President Bush has met with California governor-elect Arnold Schwarzenegger. The meeting came as Mr. Bush prepared to leave on a tour of Asia, where he will address terrorism and trade issues.
Mr. Bush says things have changed since he last came to California. For the Republican president, the change has been for the better. Fellow Republican Arnold Schwarzenegger is ready to take the helm of the most populous U.S. state, where Democrats dominate.
Last week, California voters decided to remove Democratic governor Gray Davis in a special recall election and replace him with the Hollywood actor. Voters were angry over the state's mounting budget problems.
Mr. Schwarzenegger is hoping Washington will help. He has complained that California receives less than 80 cents from the federal government for each dollar it sends in taxes. He has promised that when he takes office, he will be asking the president for "a lot of favors."
Some analysts say there is little Mr. Bush can do, faced with a federal deficit approaching $500 billion.
Mr. Schwarzenegger said the meeting was about "relationship building" and not about making specific requests. "We talked about the economy in California, education in California, bringing jobs back, some of the self-inflicted wounds that we have to take care of ourselves, and where can the federal government come in," he said.
As incoming California governor, Mr. Schwarzenegger also has something to offer the president. He can help in next year's general election, using his popularity to help sway the state behind the Republican incumbent. At stake are California's 55 electoral votes, a substantial part of the 270 that Mr. Bush needs for reelection.
The president also noted that the discussion went well, and he poked some fun at himself and his Austrian-born colleague. "We did have a good visit, and during that visit, I was able to reflect on how much we have in common. We both married well," he said. "Some accuse us both of not being able to speak the language. We both have big biceps - well, two out of three isn't bad."
Mr. Bush was in California for campaign fundraisers and other appearances, on his way to Asia and Australia. Turning to the more serious issues of trade and terrorism, he said the United States is being tested.
"We're being tested abroad, and we're being tested here at home. We're meeting the test of history," he said. "We're defeating the enemies of freedom.

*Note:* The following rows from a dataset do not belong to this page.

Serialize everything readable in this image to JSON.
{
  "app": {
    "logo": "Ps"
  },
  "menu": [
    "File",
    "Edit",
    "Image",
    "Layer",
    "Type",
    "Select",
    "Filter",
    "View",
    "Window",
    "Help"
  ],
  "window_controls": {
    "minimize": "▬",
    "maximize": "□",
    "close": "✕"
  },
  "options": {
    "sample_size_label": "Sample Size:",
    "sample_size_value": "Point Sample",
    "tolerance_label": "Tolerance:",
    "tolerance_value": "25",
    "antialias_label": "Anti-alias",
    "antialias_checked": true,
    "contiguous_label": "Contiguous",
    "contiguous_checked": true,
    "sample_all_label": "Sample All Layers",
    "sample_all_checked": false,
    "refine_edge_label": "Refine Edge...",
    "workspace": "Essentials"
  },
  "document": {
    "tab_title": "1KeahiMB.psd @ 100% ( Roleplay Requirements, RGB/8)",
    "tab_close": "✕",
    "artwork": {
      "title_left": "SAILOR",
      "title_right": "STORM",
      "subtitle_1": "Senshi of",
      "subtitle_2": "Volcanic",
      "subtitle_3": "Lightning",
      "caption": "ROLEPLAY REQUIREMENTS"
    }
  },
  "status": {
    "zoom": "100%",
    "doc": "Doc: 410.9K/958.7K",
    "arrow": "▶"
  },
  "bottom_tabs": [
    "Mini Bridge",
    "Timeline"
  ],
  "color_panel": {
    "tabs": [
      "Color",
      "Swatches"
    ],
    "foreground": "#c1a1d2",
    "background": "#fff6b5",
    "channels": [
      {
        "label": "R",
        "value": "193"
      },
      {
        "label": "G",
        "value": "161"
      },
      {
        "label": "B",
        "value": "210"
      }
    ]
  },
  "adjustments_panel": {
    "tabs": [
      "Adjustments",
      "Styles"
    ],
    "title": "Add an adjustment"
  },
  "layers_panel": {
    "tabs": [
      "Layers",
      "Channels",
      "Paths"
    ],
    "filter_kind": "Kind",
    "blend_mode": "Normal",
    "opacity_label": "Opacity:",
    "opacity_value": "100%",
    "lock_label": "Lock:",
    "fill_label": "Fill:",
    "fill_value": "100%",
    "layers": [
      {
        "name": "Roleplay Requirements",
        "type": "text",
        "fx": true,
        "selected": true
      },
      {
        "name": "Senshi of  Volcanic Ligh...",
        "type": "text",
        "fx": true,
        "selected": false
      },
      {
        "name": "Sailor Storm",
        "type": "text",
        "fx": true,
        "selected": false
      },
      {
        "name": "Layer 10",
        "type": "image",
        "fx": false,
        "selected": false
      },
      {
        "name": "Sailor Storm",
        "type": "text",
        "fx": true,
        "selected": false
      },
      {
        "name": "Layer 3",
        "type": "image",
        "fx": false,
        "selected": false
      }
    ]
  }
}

And we're confronting the challenges to build prosperity for our country."
October 20 and 21, Mr. Bush will take part in the Asia Pacific Economic Cooperation forum in Bangkok, Thailand. He will also stop in Japan, the Philippines, Singapore, Indonesia and Australia.